- Exercise requirements: Can you give all the records again without altering a single character?

[Dataset records]
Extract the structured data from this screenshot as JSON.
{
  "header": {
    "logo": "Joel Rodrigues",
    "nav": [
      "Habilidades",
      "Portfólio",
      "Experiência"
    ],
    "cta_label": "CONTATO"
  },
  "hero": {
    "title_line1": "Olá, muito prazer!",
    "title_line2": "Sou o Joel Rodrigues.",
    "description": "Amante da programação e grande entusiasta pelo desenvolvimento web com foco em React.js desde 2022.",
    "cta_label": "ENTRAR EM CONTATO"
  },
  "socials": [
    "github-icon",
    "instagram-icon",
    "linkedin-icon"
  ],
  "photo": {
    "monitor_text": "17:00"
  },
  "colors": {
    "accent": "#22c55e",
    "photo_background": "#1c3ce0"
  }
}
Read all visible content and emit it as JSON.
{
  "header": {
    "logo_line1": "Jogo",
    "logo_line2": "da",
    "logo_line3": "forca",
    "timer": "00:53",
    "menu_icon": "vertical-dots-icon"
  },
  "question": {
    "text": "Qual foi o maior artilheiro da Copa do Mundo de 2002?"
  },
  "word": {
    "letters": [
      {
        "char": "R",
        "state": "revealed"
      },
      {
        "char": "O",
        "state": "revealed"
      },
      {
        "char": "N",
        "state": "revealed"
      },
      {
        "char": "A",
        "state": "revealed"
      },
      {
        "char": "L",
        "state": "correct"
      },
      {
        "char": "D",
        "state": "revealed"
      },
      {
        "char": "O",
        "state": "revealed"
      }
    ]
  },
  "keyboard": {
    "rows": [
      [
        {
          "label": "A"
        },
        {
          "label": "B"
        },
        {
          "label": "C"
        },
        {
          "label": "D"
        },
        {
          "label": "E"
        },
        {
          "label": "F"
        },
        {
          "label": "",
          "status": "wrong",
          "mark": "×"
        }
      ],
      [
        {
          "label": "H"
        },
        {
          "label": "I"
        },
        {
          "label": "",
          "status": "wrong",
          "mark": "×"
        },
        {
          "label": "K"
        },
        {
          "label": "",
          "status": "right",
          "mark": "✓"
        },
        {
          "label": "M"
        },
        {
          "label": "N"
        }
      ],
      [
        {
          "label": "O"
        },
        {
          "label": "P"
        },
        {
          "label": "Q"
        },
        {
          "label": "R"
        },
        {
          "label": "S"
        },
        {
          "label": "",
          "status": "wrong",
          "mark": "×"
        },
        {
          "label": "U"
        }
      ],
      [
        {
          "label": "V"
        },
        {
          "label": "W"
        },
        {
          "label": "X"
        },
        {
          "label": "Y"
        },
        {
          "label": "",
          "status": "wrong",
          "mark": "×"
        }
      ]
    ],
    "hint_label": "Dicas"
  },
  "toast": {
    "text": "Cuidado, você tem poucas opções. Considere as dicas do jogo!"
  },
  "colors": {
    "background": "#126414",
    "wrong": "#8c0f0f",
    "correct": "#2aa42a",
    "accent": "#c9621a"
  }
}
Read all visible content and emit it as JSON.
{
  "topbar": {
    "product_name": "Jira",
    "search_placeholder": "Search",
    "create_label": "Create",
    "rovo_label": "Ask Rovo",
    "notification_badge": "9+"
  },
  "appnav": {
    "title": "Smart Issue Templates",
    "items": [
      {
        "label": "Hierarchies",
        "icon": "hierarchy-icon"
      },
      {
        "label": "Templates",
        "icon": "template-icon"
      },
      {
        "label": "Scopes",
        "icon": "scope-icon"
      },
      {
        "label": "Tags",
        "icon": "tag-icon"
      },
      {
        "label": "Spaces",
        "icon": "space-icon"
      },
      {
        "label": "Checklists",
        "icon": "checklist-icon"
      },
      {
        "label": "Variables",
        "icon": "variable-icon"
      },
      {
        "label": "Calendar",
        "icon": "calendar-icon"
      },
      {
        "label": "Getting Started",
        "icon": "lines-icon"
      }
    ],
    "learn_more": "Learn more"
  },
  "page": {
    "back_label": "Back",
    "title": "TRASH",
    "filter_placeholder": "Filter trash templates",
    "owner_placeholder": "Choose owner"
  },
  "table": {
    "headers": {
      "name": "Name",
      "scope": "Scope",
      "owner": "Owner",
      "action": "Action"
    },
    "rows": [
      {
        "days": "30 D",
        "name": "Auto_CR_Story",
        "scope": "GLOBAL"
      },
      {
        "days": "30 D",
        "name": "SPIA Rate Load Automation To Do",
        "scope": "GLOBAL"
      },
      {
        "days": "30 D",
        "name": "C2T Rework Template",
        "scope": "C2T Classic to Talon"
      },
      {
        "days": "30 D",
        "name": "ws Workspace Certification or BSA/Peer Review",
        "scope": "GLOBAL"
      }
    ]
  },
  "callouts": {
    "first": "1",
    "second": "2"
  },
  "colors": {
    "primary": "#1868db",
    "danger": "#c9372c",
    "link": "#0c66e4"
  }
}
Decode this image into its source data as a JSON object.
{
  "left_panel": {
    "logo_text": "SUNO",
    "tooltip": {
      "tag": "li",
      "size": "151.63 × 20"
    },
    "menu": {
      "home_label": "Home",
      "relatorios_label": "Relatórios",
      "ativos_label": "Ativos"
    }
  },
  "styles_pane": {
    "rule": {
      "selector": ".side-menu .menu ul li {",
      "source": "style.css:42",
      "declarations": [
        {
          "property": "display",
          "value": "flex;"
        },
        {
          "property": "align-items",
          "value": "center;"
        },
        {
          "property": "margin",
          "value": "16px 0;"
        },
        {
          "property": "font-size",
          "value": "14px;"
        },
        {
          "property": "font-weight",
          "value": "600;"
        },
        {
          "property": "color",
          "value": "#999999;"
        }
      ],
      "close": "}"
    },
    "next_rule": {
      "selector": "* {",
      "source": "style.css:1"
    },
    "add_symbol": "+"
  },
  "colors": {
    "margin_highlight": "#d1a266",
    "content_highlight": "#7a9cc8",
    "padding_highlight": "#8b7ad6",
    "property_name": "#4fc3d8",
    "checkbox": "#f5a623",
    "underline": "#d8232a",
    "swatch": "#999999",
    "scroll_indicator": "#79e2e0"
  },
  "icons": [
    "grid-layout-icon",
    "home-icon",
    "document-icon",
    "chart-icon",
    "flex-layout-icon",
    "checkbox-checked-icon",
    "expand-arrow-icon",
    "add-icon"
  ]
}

- Written reply:
Extract the structured data from this screenshot as JSON.
{
  "header": {
    "logo": "Joel Rodrigues",
    "nav": [
      "Habilidades",
      "Portfólio",
      "Experiência"
    ],
    "cta_label": "CONTATO"
  },
  "hero": {
    "title_line1": "Olá, muito prazer!",
    "title_line2": "Sou o Joel Rodrigues.",
    "description": "Amante da programação e grande entusiasta pelo desenvolvimento web com foco em React.js desde 2022.",
    "cta_label": "ENTRAR EM CONTATO"
  },
  "socials": [
    "github-icon",
    "instagram-icon",
    "linkedin-icon"
  ],
  "photo": {
    "monitor_text": "17:00"
  },
  "colors": {
    "accent": "#22c55e",
    "photo_background": "#1c3ce0"
  }
}
Read all visible content and emit it as JSON.
{
  "header": {
    "logo_line1": "Jogo",
    "logo_line2": "da",
    "logo_line3": "forca",
    "timer": "00:53",
    "menu_icon": "vertical-dots-icon"
  },
  "question": {
    "text": "Qual foi o maior artilheiro da Copa do Mundo de 2002?"
  },
  "word": {
    "letters": [
      {
        "char": "R",
        "state": "revealed"
      },
      {
        "char": "O",
        "state": "revealed"
      },
      {
        "char": "N",
        "state": "revealed"
      },
      {
        "char": "A",
        "state": "revealed"
      },
      {
        "char": "L",
        "state": "correct"
      },
      {
        "char": "D",
        "state": "revealed"
      },
      {
        "char": "O",
        "state": "revealed"
      }
    ]
  },
  "keyboard": {
    "rows": [
      [
        {
          "label": "A"
        },
        {
          "label": "B"
        },
        {
          "label": "C"
        },
        {
          "label": "D"
        },
        {
          "label": "E"
        },
        {
          "label": "F"
        },
        {
          "label": "",
          "status": "wrong",
          "mark": "×"
        }
      ],
      [
        {
          "label": "H"
        },
        {
          "label": "I"
        },
        {
          "label": "",
          "status": "wrong",
          "mark": "×"
        },
        {
          "label": "K"
        },
        {
          "label": "",
          "status": "right",
          "mark": "✓"
        },
        {
          "label": "M"
        },
        {
          "label": "N"
        }
      ],
      [
        {
          "label": "O"
        },
        {
          "label": "P"
        },
        {
          "label": "Q"
        },
        {
          "label": "R"
        },
        {
          "label": "S"
        },
        {
          "label": "",
          "status": "wrong",
          "mark": "×"
        },
        {
          "label": "U"
        }
      ],
      [
        {
          "label": "V"
        },
        {
          "label": "W"
        },
        {
          "label": "X"
        },
        {
          "label": "Y"
        },
        {
          "label": "",
          "status": "wrong",
          "mark": "×"
        }
      ]
    ],
    "hint_label": "Dicas"
  },
  "toast": {
    "text": "Cuidado, você tem poucas opções. Considere as dicas do jogo!"
  },
  "colors": {
    "background": "#126414",
    "wrong": "#8c0f0f",
    "correct": "#2aa42a",
    "accent": "#c9621a"
  }
}
Read all visible content and emit it as JSON.
{
  "topbar": {
    "product_name": "Jira",
    "search_placeholder": "Search",
    "create_label": "Create",
    "rovo_label": "Ask Rovo",
    "notification_badge": "9+"
  },
  "appnav": {
    "title": "Smart Issue Templates",
    "items": [
      {
        "label": "Hierarchies",
        "icon": "hierarchy-icon"
      },
      {
        "label": "Templates",
        "icon": "template-icon"
      },
      {
        "label": "Scopes",
        "icon": "scope-icon"
      },
      {
        "label": "Tags",
        "icon": "tag-icon"
      },
      {
        "label": "Spaces",
        "icon": "space-icon"
      },
      {
        "label": "Checklists",
        "icon": "checklist-icon"
      },
      {
        "label": "Variables",
        "icon": "variable-icon"
      },
      {
        "label": "Calendar",
        "icon": "calendar-icon"
      },
      {
        "label": "Getting Started",
        "icon": "lines-icon"
      }
    ],
    "learn_more": "Learn more"
  },
  "page": {
    "back_label": "Back",
    "title": "TRASH",
    "filter_placeholder": "Filter trash templates",
    "owner_placeholder": "Choose owner"
  },
  "table": {
    "headers": {
      "name": "Name",
      "scope": "Scope",
      "owner": "Owner",
      "action": "Action"
    },
    "rows": [
      {
        "days": "30 D",
        "name": "Auto_CR_Story",
        "scope": "GLOBAL"
      },
      {
        "days": "30 D",
        "name": "SPIA Rate Load Automation To Do",
        "scope": "GLOBAL"
      },
      {
        "days": "30 D",
        "name": "C2T Rework Template",
        "scope": "C2T Classic to Talon"
      },
      {
        "days": "30 D",
        "name": "ws Workspace Certification or BSA/Peer Review",
        "scope": "GLOBAL"
      }
    ]
  },
  "callouts": {
    "first": "1",
    "second": "2"
  },
  "colors": {
    "primary": "#1868db",
    "danger": "#c9372c",
    "link": "#0c66e4"
  }
}
Decode this image into its source data as a JSON object.
{
  "left_panel": {
    "logo_text": "SUNO",
    "tooltip": {
      "tag": "li",
      "size": "151.63 × 20"
    },
    "menu": {
      "home_label": "Home",
      "relatorios_label": "Relatórios",
      "ativos_label": "Ativos"
    }
  },
  "styles_pane": {
    "rule": {
      "selector": ".side-menu .menu ul li {",
      "source": "style.css:42",
      "declarations": [
        {
          "property": "display",
          "value": "flex;"
        },
        {
          "property": "align-items",
          "value": "center;"
        },
        {
          "property": "margin",
          "value": "16px 0;"
        },
        {
          "property": "font-size",
          "value": "14px;"
        },
        {
          "property": "font-weight",
          "value": "600;"
        },
        {
          "property": "color",
          "value": "#999999;"
        }
      ],
      "close": "}"
    },
    "next_rule": {
      "selector": "* {",
      "source": "style.css:1"
    },
    "add_symbol": "+"
  },
  "colors": {
    "margin_highlight": "#d1a266",
    "content_highlight": "#7a9cc8",
    "padding_highlight": "#8b7ad6",
    "property_name": "#4fc3d8",
    "checkbox": "#f5a623",
    "underline": "#d8232a",
    "swatch": "#999999",
    "scroll_indicator": "#79e2e0"
  },
  "icons": [
    "grid-layout-icon",
    "home-icon",
    "document-icon",
    "chart-icon",
    "flex-layout-icon",
    "checkbox-checked-icon",
    "expand-arrow-icon",
    "add-icon"
  ]
}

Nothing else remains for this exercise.